Will Canadians love Lowe’s?

Home improvement giant Lowe's entered the Canadian market last December amid much fanfare. It struck many as a bold move, with Home Depot, Rona, Home Hardware and Canadian Tire already engaged in cutthroat competition.

Home improvement giant Lowe’s entered the Canadian market last December amid much fanfare. It struck many as a bold move, with Home Depot, Rona, Home Hardware and Canadian Tire already engaged in cutthroat competition.

The Mooresville, N.C.-based company opened stores in Hamilton, Brantford and Brampton, and then in Newmarket, Maple, Toronto and another Brampton location. (Toronto-HQ’ed Lowe’s Canada declined to comment for this article, citing competitive reasons.)

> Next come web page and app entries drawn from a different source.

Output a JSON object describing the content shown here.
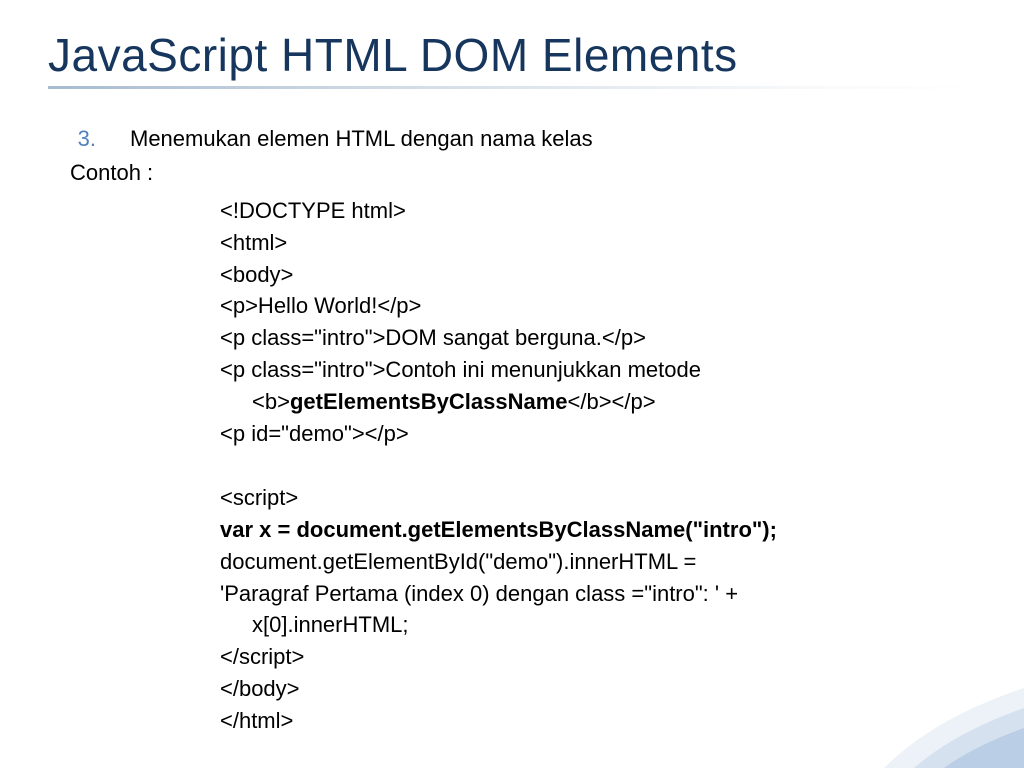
{
  "title": "JavaScript HTML DOM Elements",
  "list_number": "3.",
  "list_text": "Menemukan elemen HTML dengan nama kelas",
  "contoh": "Contoh :",
  "code": {
    "l1": "<!DOCTYPE html>",
    "l2": "<html>",
    "l3": "<body>",
    "l4": "<p>Hello World!</p>",
    "l5": "<p class=\"intro\">DOM sangat berguna.</p>",
    "l6a": "<p class=\"intro\">Contoh ini menunjukkan metode ",
    "l6b_pre": "<b>",
    "l6b_bold": "getElementsByClassName",
    "l6b_post": "</b></p>",
    "l7": "<p id=\"demo\"></p>",
    "l8": "<script>",
    "l9": "var x = document.getElementsByClassName(\"intro\");",
    "l10": "document.getElementById(\"demo\").innerHTML = ",
    "l11a": "'Paragraf Pertama (index 0) dengan class =\"intro\": ' + ",
    "l11b": "x[0].innerHTML;",
    "l12": "</script>",
    "l13": "</body>",
    "l14": "</html>"
  }
}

Lowe’s is supporting its Canadian launch with four 30-second TV spots by BBDO New York and BBDO Windsor that focus on superior customer service and ‘Every Day Low Prices.’ One pre-launch commercial features a cashier rehearsing her check-out routine, while another highlights the in-store help buttons customers can use to flag associates. The company is also distributing flyers around store locations, and has launched a Canadian-specific website, Lowes.ca, which relies heavily on content from its American counterpart, Lowes.com.

We asked James Fraser, partner and retail managing director at Toronto-based Capital C, and Dalan Bronson, Montreal-based principal and senior consultant at the J.C. Williams Group, whether Lowe’s has hit the nail on the head so far with its northern expansion.

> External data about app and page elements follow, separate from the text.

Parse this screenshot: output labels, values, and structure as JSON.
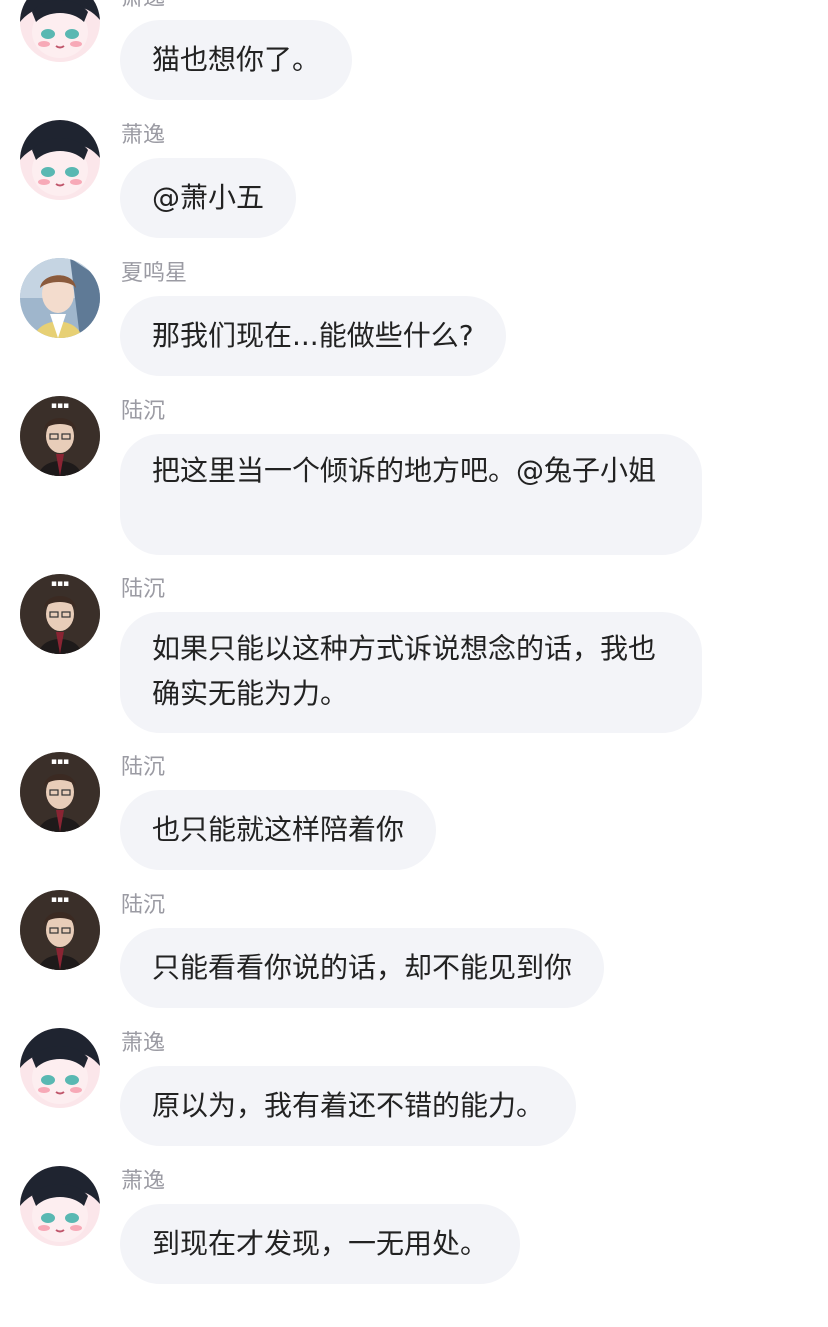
{
  "messages": [
    {
      "sender": "萧逸",
      "avatar": "xiaoyi-avatar",
      "text": "猫也想你了。"
    },
    {
      "sender": "萧逸",
      "avatar": "xiaoyi-avatar",
      "text": "@萧小五"
    },
    {
      "sender": "夏鸣星",
      "avatar": "xiamingxing-avatar",
      "text": "那我们现在...能做些什么?"
    },
    {
      "sender": "陆沉",
      "avatar": "luchen-avatar",
      "text": "把这里当一个倾诉的地方吧。@兔子小姐"
    },
    {
      "sender": "陆沉",
      "avatar": "luchen-avatar",
      "text": "如果只能以这种方式诉说想念的话，我也确实无能为力。"
    },
    {
      "sender": "陆沉",
      "avatar": "luchen-avatar",
      "text": "也只能就这样陪着你"
    },
    {
      "sender": "陆沉",
      "avatar": "luchen-avatar",
      "text": "只能看看你说的话，却不能见到你"
    },
    {
      "sender": "萧逸",
      "avatar": "xiaoyi-avatar",
      "text": "原以为，我有着还不错的能力。"
    },
    {
      "sender": "萧逸",
      "avatar": "xiaoyi-avatar",
      "text": "到现在才发现，一无用处。"
    }
  ],
  "colors": {
    "bubble": "#f3f4f8",
    "sender": "#9b9ba3",
    "text": "#222222"
  }
}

Is there room for another home improvement brand in Canada?

Fraser: The retail home improvement sector has been on a massive upward curve in Canada, and all indicators point toward that trend continuing. The opportunity is to take their position in the market beyond geography, and deliver on their stated point of difference, which is customer service.

Bronson: My sense is that the market is already dangerously close to being overcrowded. Lowe’s will provide formidable competition, but it will be a fight for market share.

Brand promise

Fraser: There is always a place for superior customer service. Whole Foods built their brand on an insight that said the market was ready for a chain that put the shopper first. In the case of Lowe’s, executing the brand promise is the only thing that separates them from being a ‘me-too’ player.

Bronson: If Lowe’s can deliver on the commitment to superior customer service, I think it makes sense. The competitors don’t do a great job in this area. However, it will remain to be seen what Lowe’s defines as superior customer service, and if they can execute it.

Website

Fraser: The brand promise dies in the website, which looks like amateur hour. It is uninviting, uninspiring and copy-heavy. Unfortunately, if this is the first experience someone has with the brand, it has the potential to be the last. The good news is that it’s not too late to bring the web division into alignment with their marketing group.

Bronson: The website is acceptable, but nothing spectacular. Easy enough to navigate. I don’t find it particularly engaging…there’s a lot of text.

In-store experience

Fraser (as reported by a team member): The store was well laid out, with bold signage and directories telling shoppers where they were. There was at least one help station per department. When I pushed the help button, there was an announcement on the intercom, and a very pleasant rep came over right away. The store was pretty empty and there were many reps on hand. I can’t speak about the experience on a high-traffic day, but on this day, in this store, Lowe’s delivered.

The creds

BBDO New York and BBDO Windsor:

David Lubars, Bill Bruce, CCOs; Wil Boudreau, Steve Rutter, Kirk Fischer, CDs; Angelo Noal, senior copywriter; Jeff Robillard, senior AD